Yesterday I went for a daytrip to the Wairarapa with Former Flatmate Al with the express purpose of seeing an exhibition of 12 photographs. Sleepy Masterton may not sound like a likely destination for an art-related pilgrimage, but as it happens the people at Hedley's Bookshop have opened an art space next to their shop, and they're displaying prints from Speed of Life, a new limited edition book of rock photos from the career of the legendary David Bowie. The photos in the book and exhibition are from the long collaboration between Bowie and his friend, the Japanese photographer Masayoshi Sukita, which started back in 1972 in London during the heights of Ziggy-mania and still continues today. Sukita is responsible for many of the most iconic Bowie images of the past few decades, not least being the famous cover shot for 1977's "Heroes" LP, reproduced on the poster above:
Sukita's sleeve photograph, based like that of [Iggy Pop's] The Idiot on Erich Heckel's painting Roquairol, shows a wild-eyed Bowie locked in a rigid pose of serio-comic agitation, raising a flat palm as though he had just mimetically lifted the final mask of artifice from his face.

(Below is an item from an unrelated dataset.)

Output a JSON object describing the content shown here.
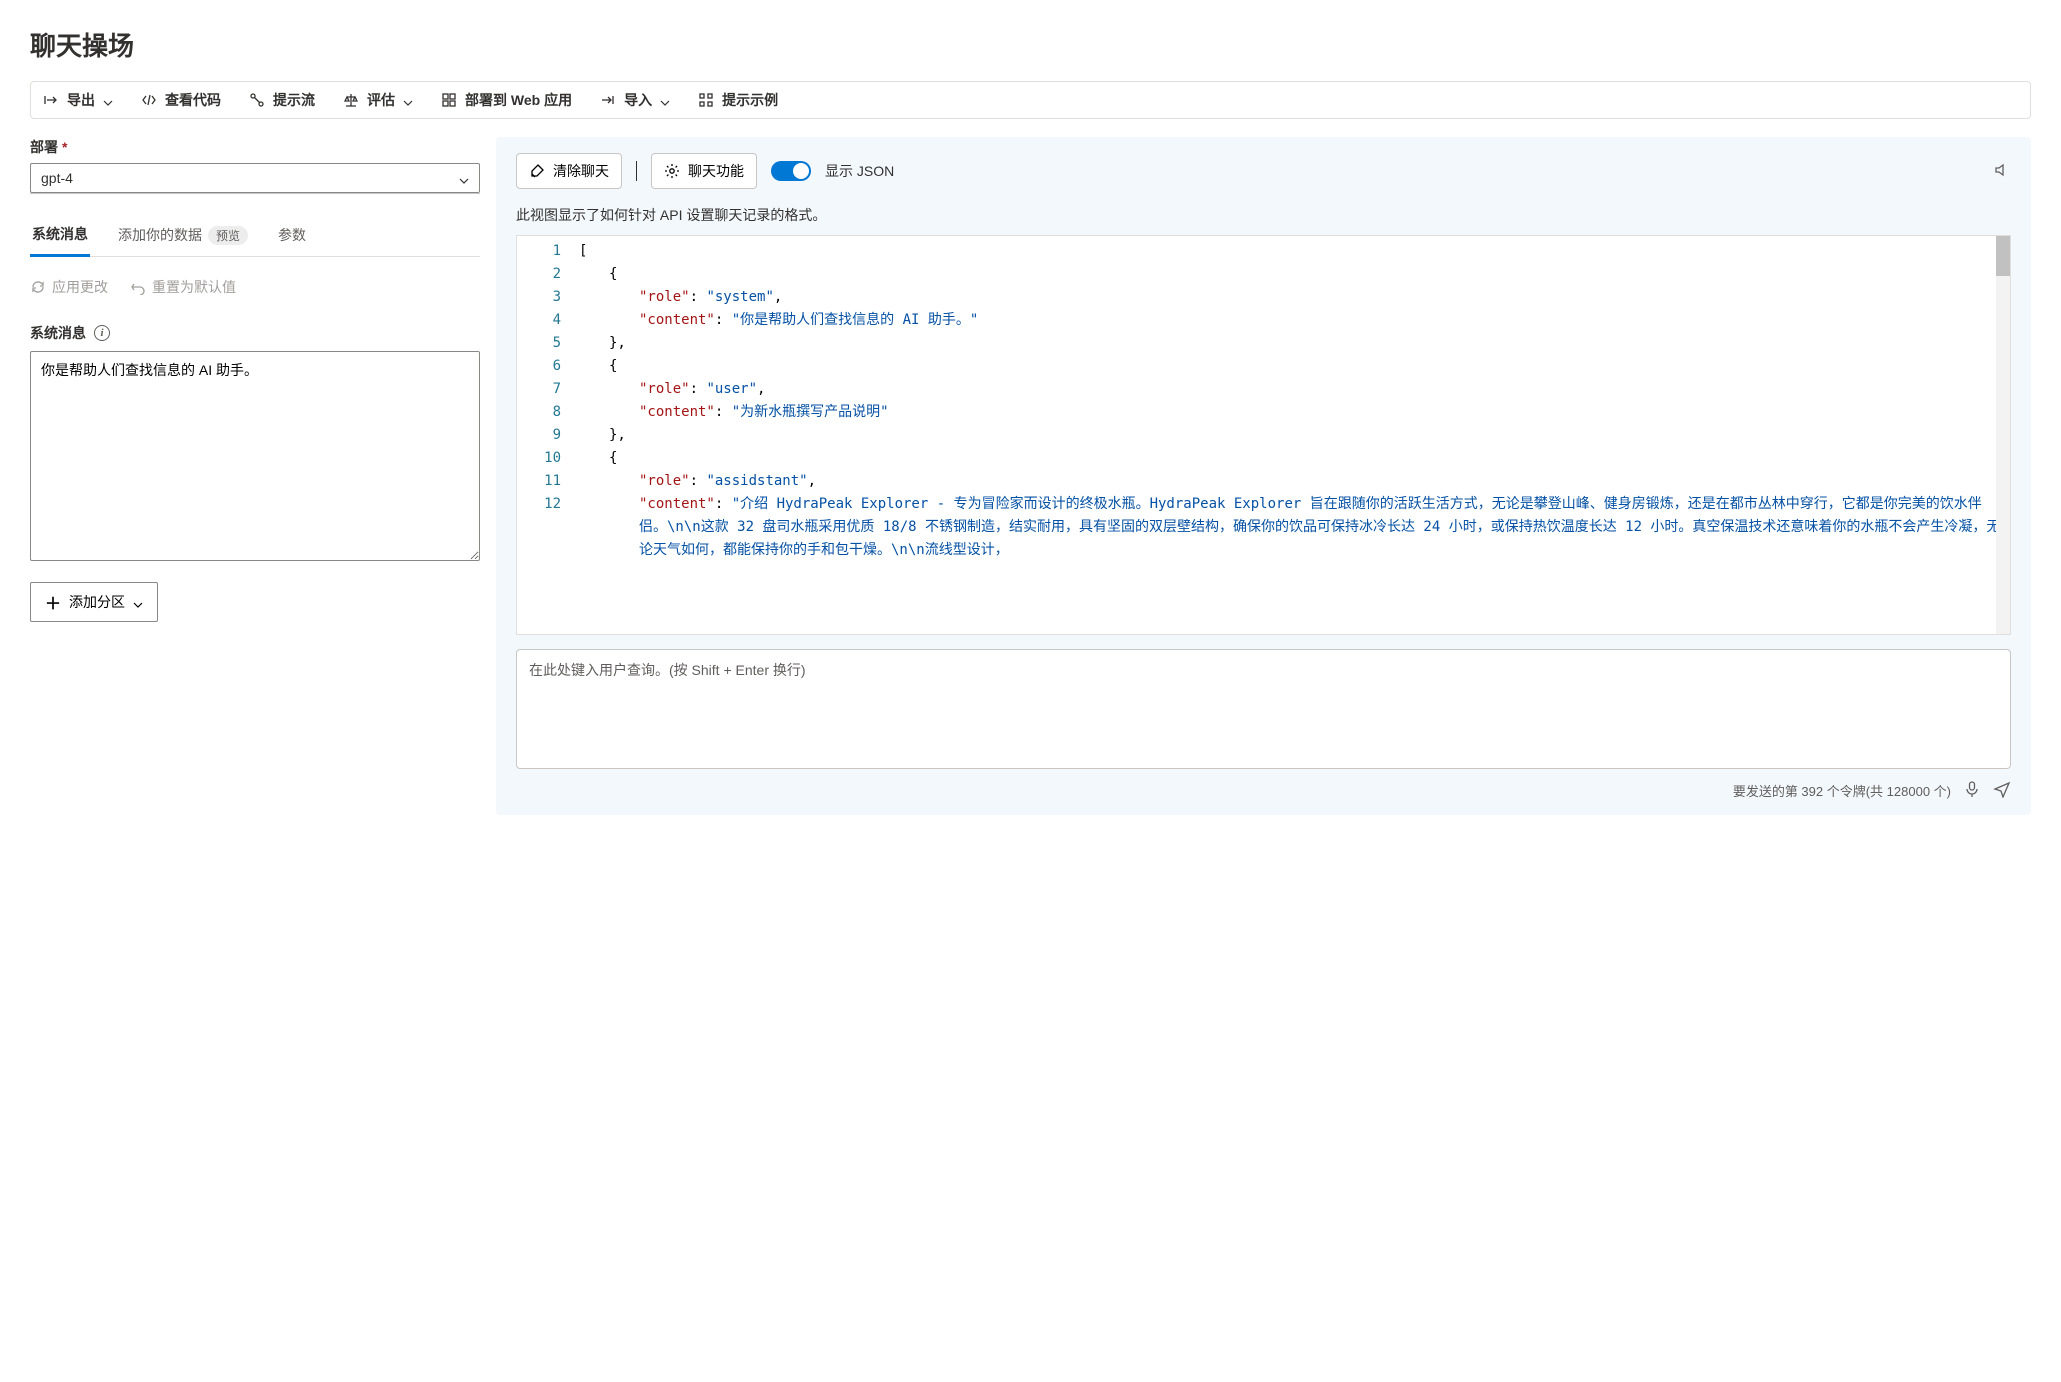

- Nicholas Pegg, The Complete David Bowie, Richmond (Surrey), 2000, p.231
The 12 exhibition prints range chronologically from the heady fame of 1972, Japanese shoots in 1977 and 1980, up to a more mature New York portrait in 2002, and illustrates the performer's myriad guises and, in the late 1980s during the clean-cut Tin Machine era, his spooky resemblance to David Beckham. The contact sheet for the "Heroes" cover is intriguing, showing Bowie deploying his mime skills in a range of seated poses, both dramatic and comic.
When I first heard about the book I was excited at the prospect and considered splashing out for a copy - but that was before I heard it was $1000! There are only 2000 copies worldwide, all signed by Bowie and Sukita, and the display copy at the gallery was fascinating and beautifully produced - the sort of book that you have to don little white snooker steward gloves before you handle it. The photographs were also signed by both men and were offered for sale at a mere $3950 each. Perhaps I should check my Lotto ticket.
The shop has a long-standing relationship with British rock publishers Genesis, which has led to Hedley's being given the rights to market Speed of Life in both New Zealand and Australia. Sukita even made an appearance at the gallery, telling journalist Tom Cardy that Bowie must have soaked up some Japanese influences in his many visits:
I'm sure seeing the Kabuki shows while he was in Japan gave him some inspiration. He also liked Kyoto very much, and I believe the song in the Heroes album called Moss Garden was written after he visited Saihouji temple in Kyoto, which is commonly called a koke or moss temple.
It was my first visit to Hedley's, and I was very impressed with the range and quality of its inventory. Frankly, I didn't expect to find a bookshop of that quality in a quiet country town like Masterton. With the addition of the art space and an interesting roster of small exhibitions (one on Ans Westra is planned soon), Hedley's helps to make Masterton a destination for weekend trips out of the capital. Take in a movie at the old Regent Theatre just down the road too, while you're at it. Probably best not to anticipate a bustling nightlife scene if you stay over though.
Bowie I Sukita / Changes
150 Queen Street, Masterton
4 September - 6 October 2012
Video - "Heroes" (Live vocals on Top of the Pops, 1977)
Review - In the Lair of the Goblin King (Bowie in Labyrinth)
Photos - David Bowie doing normal stuff (incl. Sukita shot at 1/25)